Preparing for TCUP Implementation proposals accepted anytime.

C-DEBI: Rolling call for Research Exchange proposals


 

Employment

BIOS: Postdoctoral Scholarship in Oceanography - NEW!
A Postdoctoral Scholar award will be offered to a new or recent PhD in the fields of oceanography or closely related subjects. We welcome a broad range of potential topics for study, including physical oceanography process studies at all scales, biogeochemical research with practical experimentation, and system modeling with strong integration of data. We seek a candidate who will take advantage of the opportunities and facilities offered at BIOS which include bi-weekly access to the deep ocean, repeat measurements and long-term monitoring of ocean properties, integration of glider observations with traditional ship-based measurements and laboratory access for chemical and biological measurements and experimentation. The position will remain open until filled.

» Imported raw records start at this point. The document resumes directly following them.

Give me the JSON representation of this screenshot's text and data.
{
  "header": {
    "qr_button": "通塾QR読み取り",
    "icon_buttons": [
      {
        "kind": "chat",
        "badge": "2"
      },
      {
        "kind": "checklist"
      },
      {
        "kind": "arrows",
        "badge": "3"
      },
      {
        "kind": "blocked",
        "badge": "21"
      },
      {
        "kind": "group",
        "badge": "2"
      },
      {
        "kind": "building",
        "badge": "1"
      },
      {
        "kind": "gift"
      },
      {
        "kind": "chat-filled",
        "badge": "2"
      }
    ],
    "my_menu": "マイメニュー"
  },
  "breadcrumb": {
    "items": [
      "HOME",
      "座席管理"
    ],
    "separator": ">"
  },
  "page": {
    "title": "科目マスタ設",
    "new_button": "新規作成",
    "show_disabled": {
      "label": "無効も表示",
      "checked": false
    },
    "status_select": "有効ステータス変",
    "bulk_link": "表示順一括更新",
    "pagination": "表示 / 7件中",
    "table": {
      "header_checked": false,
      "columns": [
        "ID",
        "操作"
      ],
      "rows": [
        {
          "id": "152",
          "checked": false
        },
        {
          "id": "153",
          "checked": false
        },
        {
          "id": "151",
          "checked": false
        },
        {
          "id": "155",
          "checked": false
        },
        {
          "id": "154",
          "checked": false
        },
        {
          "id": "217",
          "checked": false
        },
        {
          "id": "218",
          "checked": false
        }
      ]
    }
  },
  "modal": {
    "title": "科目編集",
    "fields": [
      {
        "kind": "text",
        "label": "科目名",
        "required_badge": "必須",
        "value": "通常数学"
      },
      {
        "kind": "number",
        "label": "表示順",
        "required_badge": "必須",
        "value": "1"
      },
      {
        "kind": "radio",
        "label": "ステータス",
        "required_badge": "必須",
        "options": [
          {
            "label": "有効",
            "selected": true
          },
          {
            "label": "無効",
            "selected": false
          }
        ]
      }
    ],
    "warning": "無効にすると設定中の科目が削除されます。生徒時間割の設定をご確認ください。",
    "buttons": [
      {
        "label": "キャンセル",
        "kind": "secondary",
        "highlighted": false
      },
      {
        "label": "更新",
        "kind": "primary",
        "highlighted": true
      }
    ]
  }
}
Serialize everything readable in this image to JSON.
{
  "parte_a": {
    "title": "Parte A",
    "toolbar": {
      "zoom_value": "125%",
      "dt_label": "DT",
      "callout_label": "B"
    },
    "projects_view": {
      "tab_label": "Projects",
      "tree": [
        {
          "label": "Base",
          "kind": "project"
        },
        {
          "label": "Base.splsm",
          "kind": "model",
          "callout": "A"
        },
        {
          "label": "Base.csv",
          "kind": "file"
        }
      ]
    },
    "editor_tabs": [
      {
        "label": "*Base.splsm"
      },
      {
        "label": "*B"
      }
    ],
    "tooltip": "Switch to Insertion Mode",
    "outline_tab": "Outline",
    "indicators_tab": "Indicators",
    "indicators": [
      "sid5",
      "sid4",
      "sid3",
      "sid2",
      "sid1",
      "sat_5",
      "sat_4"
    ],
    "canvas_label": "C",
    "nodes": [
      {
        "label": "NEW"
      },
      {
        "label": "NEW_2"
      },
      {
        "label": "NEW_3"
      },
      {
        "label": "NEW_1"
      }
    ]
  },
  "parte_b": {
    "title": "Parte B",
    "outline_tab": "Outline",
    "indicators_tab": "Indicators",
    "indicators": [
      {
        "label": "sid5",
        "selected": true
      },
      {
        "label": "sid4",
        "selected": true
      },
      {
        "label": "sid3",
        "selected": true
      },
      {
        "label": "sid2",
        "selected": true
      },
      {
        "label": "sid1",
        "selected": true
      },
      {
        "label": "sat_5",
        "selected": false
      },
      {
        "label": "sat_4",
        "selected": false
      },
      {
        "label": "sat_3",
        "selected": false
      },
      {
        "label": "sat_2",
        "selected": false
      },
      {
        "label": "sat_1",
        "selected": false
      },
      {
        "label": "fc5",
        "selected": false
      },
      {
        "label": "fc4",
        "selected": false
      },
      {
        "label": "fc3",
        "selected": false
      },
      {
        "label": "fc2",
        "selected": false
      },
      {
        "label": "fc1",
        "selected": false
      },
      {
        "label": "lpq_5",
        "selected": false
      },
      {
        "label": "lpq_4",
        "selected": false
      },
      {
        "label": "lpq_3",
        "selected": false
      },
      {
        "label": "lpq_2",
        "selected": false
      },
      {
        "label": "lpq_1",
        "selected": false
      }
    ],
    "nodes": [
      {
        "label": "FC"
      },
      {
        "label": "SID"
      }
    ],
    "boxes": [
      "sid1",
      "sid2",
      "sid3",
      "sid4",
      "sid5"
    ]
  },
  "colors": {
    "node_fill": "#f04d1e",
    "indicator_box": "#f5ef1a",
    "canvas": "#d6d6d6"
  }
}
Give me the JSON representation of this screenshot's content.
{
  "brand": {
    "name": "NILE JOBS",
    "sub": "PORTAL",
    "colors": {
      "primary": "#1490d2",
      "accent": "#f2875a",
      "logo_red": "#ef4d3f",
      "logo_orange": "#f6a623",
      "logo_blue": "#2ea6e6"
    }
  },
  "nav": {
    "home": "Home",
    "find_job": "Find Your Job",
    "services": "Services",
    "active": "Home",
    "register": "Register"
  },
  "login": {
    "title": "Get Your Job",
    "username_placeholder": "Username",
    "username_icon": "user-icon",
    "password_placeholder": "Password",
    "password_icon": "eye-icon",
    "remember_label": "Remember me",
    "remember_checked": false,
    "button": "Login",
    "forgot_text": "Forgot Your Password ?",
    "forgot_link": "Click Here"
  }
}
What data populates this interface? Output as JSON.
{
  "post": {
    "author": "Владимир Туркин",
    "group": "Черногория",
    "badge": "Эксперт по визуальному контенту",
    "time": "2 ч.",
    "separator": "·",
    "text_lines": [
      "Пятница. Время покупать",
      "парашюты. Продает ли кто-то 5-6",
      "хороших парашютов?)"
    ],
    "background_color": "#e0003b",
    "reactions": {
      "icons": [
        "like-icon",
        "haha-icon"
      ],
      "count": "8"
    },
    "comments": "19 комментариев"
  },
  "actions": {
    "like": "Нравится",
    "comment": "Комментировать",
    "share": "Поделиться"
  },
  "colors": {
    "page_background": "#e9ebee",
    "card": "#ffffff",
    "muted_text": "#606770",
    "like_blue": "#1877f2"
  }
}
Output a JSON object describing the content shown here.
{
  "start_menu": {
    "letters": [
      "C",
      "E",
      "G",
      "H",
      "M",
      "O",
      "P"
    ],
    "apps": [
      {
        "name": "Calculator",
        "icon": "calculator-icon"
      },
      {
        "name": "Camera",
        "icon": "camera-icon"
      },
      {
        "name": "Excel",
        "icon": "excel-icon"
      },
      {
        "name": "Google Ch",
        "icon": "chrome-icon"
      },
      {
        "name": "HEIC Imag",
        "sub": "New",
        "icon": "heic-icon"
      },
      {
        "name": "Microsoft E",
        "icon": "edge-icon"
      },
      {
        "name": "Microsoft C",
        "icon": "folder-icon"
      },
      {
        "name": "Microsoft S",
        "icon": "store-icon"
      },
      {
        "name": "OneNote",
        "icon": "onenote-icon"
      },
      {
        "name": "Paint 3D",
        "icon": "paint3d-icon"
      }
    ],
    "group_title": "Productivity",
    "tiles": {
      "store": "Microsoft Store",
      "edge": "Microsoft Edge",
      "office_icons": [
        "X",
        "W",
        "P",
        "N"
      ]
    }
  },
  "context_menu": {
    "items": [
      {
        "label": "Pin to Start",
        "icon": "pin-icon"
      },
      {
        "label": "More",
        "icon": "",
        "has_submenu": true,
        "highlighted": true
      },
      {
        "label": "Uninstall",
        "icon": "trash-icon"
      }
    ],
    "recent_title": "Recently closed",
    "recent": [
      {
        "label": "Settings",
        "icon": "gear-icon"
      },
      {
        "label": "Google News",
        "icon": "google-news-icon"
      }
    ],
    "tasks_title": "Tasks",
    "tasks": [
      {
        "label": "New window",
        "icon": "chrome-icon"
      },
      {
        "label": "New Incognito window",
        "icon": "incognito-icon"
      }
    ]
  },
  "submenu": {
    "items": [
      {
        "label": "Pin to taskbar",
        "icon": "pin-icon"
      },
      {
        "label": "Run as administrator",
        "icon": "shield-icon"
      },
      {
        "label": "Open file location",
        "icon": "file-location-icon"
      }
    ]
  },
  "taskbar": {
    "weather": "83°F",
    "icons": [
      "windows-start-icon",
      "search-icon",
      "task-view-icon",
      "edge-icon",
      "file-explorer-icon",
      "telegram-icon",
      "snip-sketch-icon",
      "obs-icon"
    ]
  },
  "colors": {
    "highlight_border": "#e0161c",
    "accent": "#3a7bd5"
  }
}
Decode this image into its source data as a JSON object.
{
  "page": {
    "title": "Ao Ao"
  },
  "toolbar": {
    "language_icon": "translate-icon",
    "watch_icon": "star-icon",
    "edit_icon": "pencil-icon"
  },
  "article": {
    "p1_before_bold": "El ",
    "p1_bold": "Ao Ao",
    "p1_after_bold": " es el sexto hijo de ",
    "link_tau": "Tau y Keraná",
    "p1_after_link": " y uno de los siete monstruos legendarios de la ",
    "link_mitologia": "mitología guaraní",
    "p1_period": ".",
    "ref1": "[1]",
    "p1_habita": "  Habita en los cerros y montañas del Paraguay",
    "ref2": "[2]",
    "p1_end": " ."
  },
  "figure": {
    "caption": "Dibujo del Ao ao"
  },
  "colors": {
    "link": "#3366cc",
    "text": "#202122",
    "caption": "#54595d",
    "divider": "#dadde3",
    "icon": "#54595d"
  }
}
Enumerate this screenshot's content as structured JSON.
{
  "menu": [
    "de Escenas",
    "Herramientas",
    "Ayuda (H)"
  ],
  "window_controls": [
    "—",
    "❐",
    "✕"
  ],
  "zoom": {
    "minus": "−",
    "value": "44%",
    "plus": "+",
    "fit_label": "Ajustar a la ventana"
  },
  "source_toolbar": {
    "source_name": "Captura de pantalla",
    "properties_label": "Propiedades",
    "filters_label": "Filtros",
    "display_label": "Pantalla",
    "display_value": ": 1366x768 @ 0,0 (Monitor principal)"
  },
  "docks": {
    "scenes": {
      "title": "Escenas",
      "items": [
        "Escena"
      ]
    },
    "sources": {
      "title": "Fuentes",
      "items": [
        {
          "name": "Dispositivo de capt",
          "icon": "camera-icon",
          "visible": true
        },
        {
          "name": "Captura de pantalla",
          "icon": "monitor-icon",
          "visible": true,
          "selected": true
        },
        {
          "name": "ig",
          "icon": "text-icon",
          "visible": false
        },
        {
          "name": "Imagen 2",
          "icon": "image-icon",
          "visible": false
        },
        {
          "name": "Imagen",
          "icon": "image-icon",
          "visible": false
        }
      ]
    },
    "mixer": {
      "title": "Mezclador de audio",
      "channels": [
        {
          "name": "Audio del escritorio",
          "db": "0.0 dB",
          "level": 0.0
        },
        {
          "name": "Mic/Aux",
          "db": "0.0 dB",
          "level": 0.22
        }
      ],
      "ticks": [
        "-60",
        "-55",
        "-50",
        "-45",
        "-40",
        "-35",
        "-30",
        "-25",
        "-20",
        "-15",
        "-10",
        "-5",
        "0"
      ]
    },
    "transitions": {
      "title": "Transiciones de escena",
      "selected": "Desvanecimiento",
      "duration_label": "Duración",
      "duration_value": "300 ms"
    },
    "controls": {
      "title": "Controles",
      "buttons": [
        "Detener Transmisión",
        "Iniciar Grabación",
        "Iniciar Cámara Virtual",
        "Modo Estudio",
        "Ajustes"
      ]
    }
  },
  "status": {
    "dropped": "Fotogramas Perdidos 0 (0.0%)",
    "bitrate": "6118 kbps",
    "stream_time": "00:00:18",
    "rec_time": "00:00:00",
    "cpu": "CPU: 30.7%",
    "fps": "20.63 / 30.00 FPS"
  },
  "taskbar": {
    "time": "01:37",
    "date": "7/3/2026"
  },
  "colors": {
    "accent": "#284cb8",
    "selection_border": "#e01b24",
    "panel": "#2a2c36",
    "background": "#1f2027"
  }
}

Karlsruhe Institute of Technology: Two Ph.D. Positions

U Penn: Two Graduate Research Assistant Positions








Don’t forget to email me with any items you'd like to share in future newsletters! We will also broadcast this information on our social media outlets, Twitter and Facebook. You are what makes our deep biosphere community!

 
Best, 
 
Matt
 
-- 
Matthew Janicak
Data Manager
Center for Dark Energy Biosphere Investigations (C-DEBI)
University of Southern California
janicak@usc.edu
3616 Trousdale Pkwy, AHF 209, Los Angeles, CA 90089-0371
Phone: 708-691-9563, Fax: 213-740-2437

Exploring life beneath the seafloor and making transformative discoveries that advance science, benefit society, and inspire people of all ages and origins.

C-DEBI is now on Twitter! Follow and tweet to us @deepbiosphere or tag #CDEBI.
You are receiving this e-mail because you opted in at our website or requested to be added via e-mail.

Unsubscribe <<Email Address>> from this list.
Forward this email to a friend
Subscribe to this list.
Update your profile
Email Marketing Powered by Mailchimp